TASK DATA: Begin

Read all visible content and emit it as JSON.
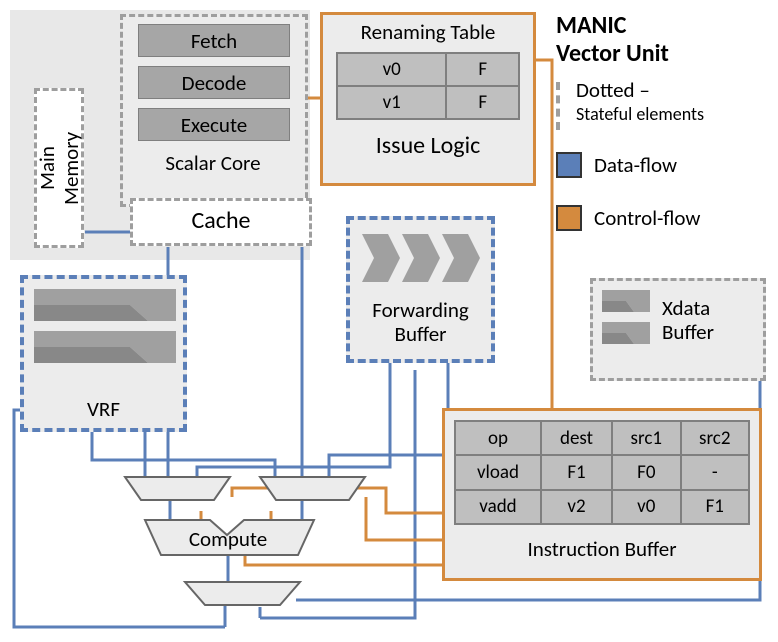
{
  "title": "MANIC\nVector Unit",
  "legend": {
    "dotted": "Dotted –",
    "dotted_sub": "Stateful elements",
    "data": "Data-flow",
    "control": "Control-flow"
  },
  "scalar": {
    "fetch": "Fetch",
    "decode": "Decode",
    "execute": "Execute",
    "label": "Scalar Core",
    "cache": "Cache",
    "mainmem": "Main\nMemory"
  },
  "issue": {
    "heading": "Renaming Table",
    "rows": [
      {
        "reg": "v0",
        "state": "F"
      },
      {
        "reg": "v1",
        "state": "F"
      }
    ],
    "label": "Issue Logic"
  },
  "vrf": "VRF",
  "fwd": "Forwarding\nBuffer",
  "xdata": "Xdata\nBuffer",
  "compute": "Compute",
  "instrbuf": {
    "cols": [
      "op",
      "dest",
      "src1",
      "src2"
    ],
    "rows": [
      [
        "vload",
        "F1",
        "F0",
        "-"
      ],
      [
        "vadd",
        "v2",
        "v0",
        "F1"
      ]
    ],
    "label": "Instruction Buffer"
  }
}
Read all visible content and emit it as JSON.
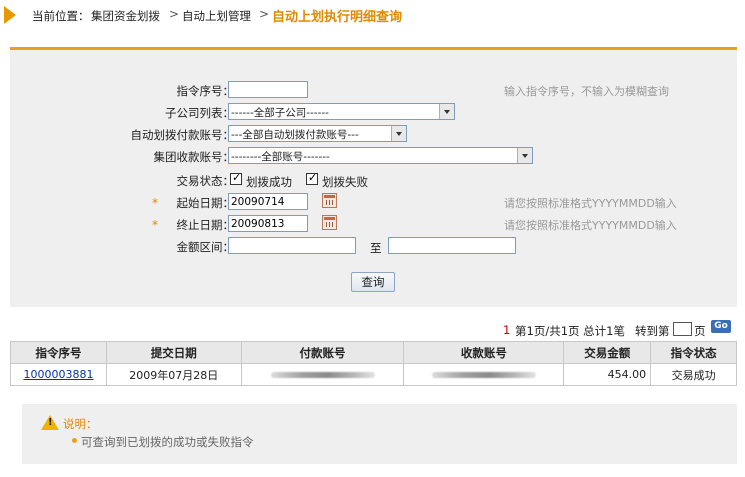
{
  "breadcrumb": {
    "prefix": "当前位置：",
    "items": [
      "集团资金划拨",
      "自动上划管理"
    ],
    "separator": ">",
    "current": "自动上划执行明细查询"
  },
  "form": {
    "instruction_no": {
      "label": "指令序号：",
      "value": "",
      "hint": "输入指令序号，不输入为模糊查询"
    },
    "subsidiary": {
      "label": "子公司列表：",
      "selected": "------全部子公司------"
    },
    "auto_pay_account": {
      "label": "自动划拨付款账号：",
      "selected": "---全部自动划拨付款账号---"
    },
    "group_receive_account": {
      "label": "集团收款账号：",
      "selected": "--------全部账号-------"
    },
    "status": {
      "label": "交易状态：",
      "options": [
        {
          "label": "划拨成功",
          "checked": true
        },
        {
          "label": "划拨失败",
          "checked": true
        }
      ]
    },
    "required_mark": "*",
    "start_date": {
      "label": "起始日期：",
      "value": "20090714",
      "hint": "请您按照标准格式YYYYMMDD输入"
    },
    "end_date": {
      "label": "终止日期：",
      "value": "20090813",
      "hint": "请您按照标准格式YYYYMMDD输入"
    },
    "amount_range": {
      "label": "金额区间：",
      "from": "",
      "to_label": "至",
      "to": ""
    },
    "query_button": "查询"
  },
  "pager": {
    "current_page": "1",
    "text": "第1页/共1页 总计1笔",
    "goto_label": "转到第",
    "page_unit": "页",
    "go_button": "Go"
  },
  "table": {
    "columns": [
      "指令序号",
      "提交日期",
      "付款账号",
      "收款账号",
      "交易金额",
      "指令状态"
    ],
    "rows": [
      {
        "instruction_no": "1000003881",
        "date": "2009年07月28日",
        "amount": "454.00",
        "status": "交易成功"
      }
    ]
  },
  "note": {
    "title": "说明：",
    "items": [
      "可查询到已划拨的成功或失败指令"
    ]
  },
  "colors": {
    "accent": "#e5a21a",
    "title": "#e08a00",
    "panel": "#efefef",
    "link": "#0033aa"
  }
}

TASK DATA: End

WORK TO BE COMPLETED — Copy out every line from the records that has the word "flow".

RESULT —
    "data": "Data-flow",
    "control": "Control-flow"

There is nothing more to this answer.